- Water-Based Lubricants: When using condoms for anal intercourse, use water-based lubricants to prevent condom breakage and reduce the risk of irritation.
Emphasizing the Significance of Open Communication with Sexual Partners:
Having open and honest communication with sexual partners about your herpes status is essential for mutual understanding and responsible decision-making. Consider the following when discussing your condition:
- Choose the Right Time: Find a private and comfortable setting to discuss your herpes status with your partner. Choose a time when you are both calm and relaxed.
- Provide Information: Offer information about herpes, including transmission risks, preventive measures, and the importance of testing.
- Answer Questions: Be prepared to answer any questions or concerns your partner may have. Addressing their inquiries with honesty and empathy can foster trust and understanding.
- Mutual Decision-Making: Both partners should be involved in decision-making regarding sexual activities. Respect each other’s feelings and boundaries.
Tips on Preventing Self-Infection in Other Areas of the Body:
Self-infection is transferring the herpes virus from one body area to another. Preventing self-infection is important to avoid spreading the infection to other susceptible areas. Consider the following tips:
- Hand Hygiene: Wash your hands thoroughly with soap and water after touching the anal area or applying medication. Avoid touching your eyes, mouth, or genitals with hands in contact with herpes sores.
- Change Towels and Linens Regularly: Avoid sharing towels or linens with others, and change them regularly to prevent cross-contamination.
- Avoid Picking or Scratching: Refrain from picking or scratching herpes sores to prevent the spread of the virus to other areas.
- Use Separate Toiletries: Use separate washcloths and towels for the anal area to prevent the spread of the virus to other parts of the body.

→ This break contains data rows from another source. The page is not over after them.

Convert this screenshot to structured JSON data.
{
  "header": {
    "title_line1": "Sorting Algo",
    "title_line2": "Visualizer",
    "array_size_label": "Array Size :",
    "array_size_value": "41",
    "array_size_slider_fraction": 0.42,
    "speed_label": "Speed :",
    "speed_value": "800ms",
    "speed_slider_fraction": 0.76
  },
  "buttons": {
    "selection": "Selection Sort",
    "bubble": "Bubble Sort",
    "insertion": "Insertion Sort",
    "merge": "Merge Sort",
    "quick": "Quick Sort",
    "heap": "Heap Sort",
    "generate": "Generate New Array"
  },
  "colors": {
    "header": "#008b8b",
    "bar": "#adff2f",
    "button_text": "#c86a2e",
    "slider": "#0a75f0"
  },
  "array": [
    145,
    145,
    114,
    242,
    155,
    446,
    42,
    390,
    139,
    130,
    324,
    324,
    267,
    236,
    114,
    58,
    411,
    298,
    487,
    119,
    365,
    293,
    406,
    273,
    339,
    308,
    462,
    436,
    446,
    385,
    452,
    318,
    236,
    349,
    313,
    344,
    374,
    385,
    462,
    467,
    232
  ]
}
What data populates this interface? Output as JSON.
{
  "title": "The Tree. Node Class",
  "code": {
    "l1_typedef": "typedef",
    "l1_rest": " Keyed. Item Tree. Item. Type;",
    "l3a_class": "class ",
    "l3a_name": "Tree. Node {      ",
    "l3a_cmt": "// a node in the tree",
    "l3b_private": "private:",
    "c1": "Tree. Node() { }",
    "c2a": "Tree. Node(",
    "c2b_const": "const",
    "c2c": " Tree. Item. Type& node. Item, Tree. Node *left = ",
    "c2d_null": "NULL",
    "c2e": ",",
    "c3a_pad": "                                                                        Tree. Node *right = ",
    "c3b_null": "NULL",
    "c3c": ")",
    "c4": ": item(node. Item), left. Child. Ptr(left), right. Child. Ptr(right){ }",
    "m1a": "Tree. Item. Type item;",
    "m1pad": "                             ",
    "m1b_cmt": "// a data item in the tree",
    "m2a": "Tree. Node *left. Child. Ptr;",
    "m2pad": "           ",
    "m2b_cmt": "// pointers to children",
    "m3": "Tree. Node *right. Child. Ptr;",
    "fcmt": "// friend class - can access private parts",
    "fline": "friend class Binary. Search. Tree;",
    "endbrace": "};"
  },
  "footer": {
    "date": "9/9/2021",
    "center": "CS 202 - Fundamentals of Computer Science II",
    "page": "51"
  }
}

Seeking medical advice and adhering to treatment plans are essential for effectively managing anal herpes. With a combination of medical support, lifestyle adjustments, and preventive measures, individuals can lead fulfilling lives and minimize the impact of anal herpes. Remember, you are not alone in this journey; resources and support are available to help you navigate living with anal herpes successfully. By staying informed, proactive, and resilient, effective management of anal herpes is possible, allowing you to prioritize your well-being and enjoy life to the fullest.